DNA damage accumulates with age in somatic tissues where it contributes to their dysfunction by causing mutations and cellular senescence. Senescent cells alter tissue microenvironment via secretion of proinflammatory molecules. DNA damage from endogenous or exogenous sources alone or in combination with defects in DNA repair pathways often decreases longevity. Long interspersed element-1, L1, an endogenous retrotransposon, contributes to genomic instability via retrotransposition and the induction of DNA double-strand breaks. Although endogenous L1 elements are expressed in normal human tissues and cause DNA damage and cellular senescence, whether L1 affects mammalian life span in vivo is unknown. Among the 500,000 L1 copies present in mammalian genomes only a few L1 loci are capable of causing further DNA damage. These L1 loci are often polymorphic for their presence in human genomes (pL1s) and are responsible for the bulk of L1-induced DNA damage. Although some individuals contain two or three times as many of these pL1 loci than others, the impact of this variation on human life span is not known. Our preliminary data generated using a transgenic rat model support that a functional L1 transgene increases levels of proinflammatory markers and shortens average and maximal lifespan in vivo. Our preliminary data also show that L1 endonuclease cuts telomeric sequences in vitro and may do so in vivo. We hypothesize that polymorphic L1 loci shorten mammalian lifespan in a dose-dependent manner by causing DNA damage that induces proinflammatory markers and/or telomere attrition. We will test this hypothesis by using custom transgenic rats to model variation in the number of functional L1s observed in the human population in order to study the effect of this variation on longevity in vivo. We will also use DNA samples collected from average and long-lived (>99 year old) individuals to determine their pL1 content and whether the number of pL1s per genome correlates with life span. We will use in vitro and tissue culture approaches to determine whether L1 contribution to an increase in SASP markers or telomere attrition could be a plausible mechanism(s) by which L1 may impact longevity. Combined our findings would provide a currently lacking experimental support for pL1 impact on longevity in vivo and novel mechanisms underlying this effect.

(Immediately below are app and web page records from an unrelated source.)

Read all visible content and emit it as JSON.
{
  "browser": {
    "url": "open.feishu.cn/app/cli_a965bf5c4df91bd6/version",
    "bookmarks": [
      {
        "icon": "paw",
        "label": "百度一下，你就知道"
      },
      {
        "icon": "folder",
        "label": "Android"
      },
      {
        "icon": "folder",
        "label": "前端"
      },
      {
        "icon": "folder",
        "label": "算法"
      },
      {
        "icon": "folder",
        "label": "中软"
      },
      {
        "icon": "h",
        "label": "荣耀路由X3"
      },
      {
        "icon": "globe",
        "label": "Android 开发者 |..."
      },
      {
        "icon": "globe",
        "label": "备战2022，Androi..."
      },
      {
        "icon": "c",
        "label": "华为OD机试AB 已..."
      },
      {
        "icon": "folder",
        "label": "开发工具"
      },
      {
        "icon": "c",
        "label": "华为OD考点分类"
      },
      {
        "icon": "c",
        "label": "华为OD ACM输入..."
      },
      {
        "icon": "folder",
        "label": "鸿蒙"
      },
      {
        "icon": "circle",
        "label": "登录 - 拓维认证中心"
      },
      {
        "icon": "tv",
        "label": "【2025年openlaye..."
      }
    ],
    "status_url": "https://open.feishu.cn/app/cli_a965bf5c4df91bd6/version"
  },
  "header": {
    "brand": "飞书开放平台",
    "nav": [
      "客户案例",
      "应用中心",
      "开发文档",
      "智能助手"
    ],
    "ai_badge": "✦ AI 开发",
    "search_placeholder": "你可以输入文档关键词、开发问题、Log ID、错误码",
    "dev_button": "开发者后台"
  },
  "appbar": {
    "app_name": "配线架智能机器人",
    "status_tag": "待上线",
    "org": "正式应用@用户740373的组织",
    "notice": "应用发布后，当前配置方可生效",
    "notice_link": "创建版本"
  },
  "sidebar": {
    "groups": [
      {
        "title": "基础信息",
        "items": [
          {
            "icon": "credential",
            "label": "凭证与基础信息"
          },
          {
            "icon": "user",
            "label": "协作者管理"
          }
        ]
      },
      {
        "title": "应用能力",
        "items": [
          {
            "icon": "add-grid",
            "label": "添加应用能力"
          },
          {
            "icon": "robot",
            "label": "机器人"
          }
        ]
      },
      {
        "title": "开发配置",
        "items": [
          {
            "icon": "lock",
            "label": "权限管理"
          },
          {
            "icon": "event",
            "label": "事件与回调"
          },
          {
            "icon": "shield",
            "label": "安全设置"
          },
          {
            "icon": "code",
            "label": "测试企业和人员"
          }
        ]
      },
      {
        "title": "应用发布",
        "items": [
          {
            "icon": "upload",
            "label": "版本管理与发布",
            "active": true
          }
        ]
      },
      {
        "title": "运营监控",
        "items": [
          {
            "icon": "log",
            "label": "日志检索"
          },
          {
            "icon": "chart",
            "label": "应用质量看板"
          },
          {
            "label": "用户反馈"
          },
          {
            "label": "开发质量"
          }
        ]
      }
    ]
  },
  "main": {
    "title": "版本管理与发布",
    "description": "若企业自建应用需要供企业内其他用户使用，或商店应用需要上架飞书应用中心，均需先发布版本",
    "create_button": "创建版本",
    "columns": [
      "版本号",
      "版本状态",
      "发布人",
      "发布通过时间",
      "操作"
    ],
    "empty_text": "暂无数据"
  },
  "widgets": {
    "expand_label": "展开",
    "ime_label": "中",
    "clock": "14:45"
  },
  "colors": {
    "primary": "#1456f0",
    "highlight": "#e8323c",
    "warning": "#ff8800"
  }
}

Accumulation of genomic instability contributes to age-associated tissue dysfunction. Retrotransposons are genetic elements that cause DNA damage and trigger senescence in cultured cells. This project will determine the impact of L1 retrotransposons on longevity in vivo and by characterizing the mechanisms involved provide rationale for future development of genetic tests that identify individuals with a high copy number of damaging L1 loci who therefore may have an elevated risk of developing age-associated diseases.